University classes of all kinds will require students to do research, or gather data, evaluate it, analyze it, synthesize it, and present findings to colleagues usually in the form of a written document. While most students have written papers in high school or as undergraduates, every level of education requires more research than the one before, which can be daunting for students who spend most of their time practicing scales, but less time practicing keyword or topic development.
If you need a refresher or just a set of simple steps to get your research started, that's what this page is designed to provide. It lists out six steps that you can follow to get your research started. These aren't the only steps, but they are some of the most common and the principles of how they contribute to the research process can be applied more broadly to other areas of research, like human subjects or archival research.
The first thing you need to do when starting a research project is, well, having something to research. You'll probably have some ideas from current or past experiences and interests that can help you brainstorm topics.
It's a good idea to brainstorm a couple of different topics, since there's always the chance that you won't be able to use the first topic you pursue (someone may have already done it, you may not be able to find enough information, you may not be able to complete the research in time, etc.).
But most importantly, don't panic! This is just the beginning of the process, and the most fluid. Have fun and pick something that interests you and about which you can get excited.
Once you've selected a topic, it's time to start researching in order to learn more about it. Don't just start grabbing everything from everywhere! First, take some time to get to know your topic better and draw a road map of where to look next.
Use reference sources, like Grove Music Online, Baker's Biographical, or even Wikipedia to read up on the people, places, and subjects that relate to your topic. Keep track of the information you find using a mind map. This will help you to both identify patterns and trends in your research, but also to establish a heirarchy of information (which items are most important, which are related and somewhat important, what is irrelevant to your topic).
The two best places to start looking for books and media are InfoHawk and WorldCat. InfoHawk will show you what's available on the shelf here at Iowa. WorldCat will show you what's available in other libraries, and then you can use Interlibrary Loan to get what you need.
In order to get a sneak peak of a book's content, use Google Books. You can often see the table of contents and at least a handful of pages, which can help you determine the usefulness of a source to your project.
When looking at catalog records, keep track of the Subject Headings that appear in the records. You can click on the headings to see related items in the catalog, but subject headings can also help you produce new search terms and/or strategies.
And last - but not least - look at the bibliography and/or footnotes in each book in order to identify additional relevant sources. Usually you can find a handful of sources that your catalog searching did not produce, and an even longer list of articles to locate when you start searching indexes and article archives.
There are several key online music indexes you can use to find articles, including RILM, Music Index, IIMP, and RIPM. There is content overlap amongst these indexes, but each also contains unique items (e.g., RILM indexes primarily scholar content, Music Index includes more popular or magazine sources, IIMP contains a wealth of reviews, and RIPM indexes content from the 19th century). All of these indexes contain or link to some full-text content, but they are not online archives of articles.

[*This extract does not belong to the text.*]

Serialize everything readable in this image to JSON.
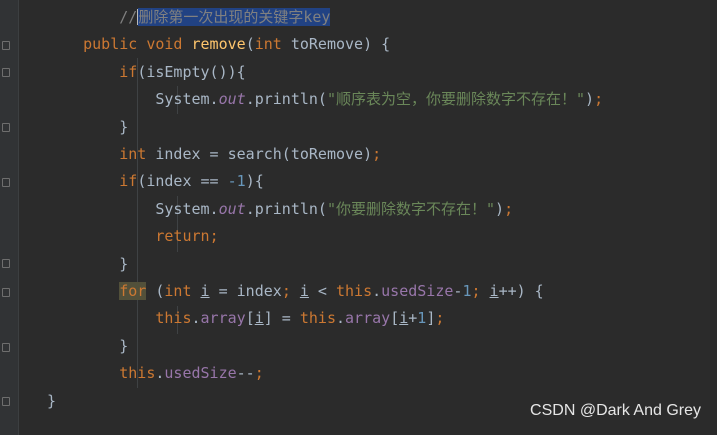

JSTOR and Project Muse are both online journal archives bursting with full-text content. They can be difficult to search effectively because they rely on keyword searching of full-text documents in order to produce results, but no indexing (so no subject headings, no cross-referencing links for authors or journals, etc.).
Google Scholar can be used to search for articles, too. You can set Google Scholar to recognize your Iowa credentials, and it's pretty handy for searching broadly across disciplines. It's not great at pulling up results from smaller databases, like RILM, etc. If you use Google Scholar, expect it to route you to a lot of content from science & social science databases and JSTOR.
As you find information, take time to inspect it. Don't immediately rush to the library and grab every biography of Brahms, haul them home, and then realize only a handful are truly relevant to your project. Don't download every JSTOR article on Brahms and think that you're ready to write that paper. Having stacks of information is not the same as being informed.
Evaluate sources as you look through results lists and records before selecting items to add to your working bibliography. This not only saves time, it also helps you to start thinking about your topic as something under development, leading to the crafting of a thesis.
Here are some key tools and methods for evaluating items, either by looking at the physical item or by reading the item's record in a catalog or database.
When you start to check books out of the library or download articles from databases, be sure to organize everything. Have a dedicated folder for all articles and a shelf for library books.
Even more importantly, start a working bibliography of your sources. Pull citations and format them in a consistent style (Chicago, MLA, APA). Add annotations, or brief notes, to sources as you begin to make observations and select quotations. In other words, use annotations to articulate how you plan to use sources in your document.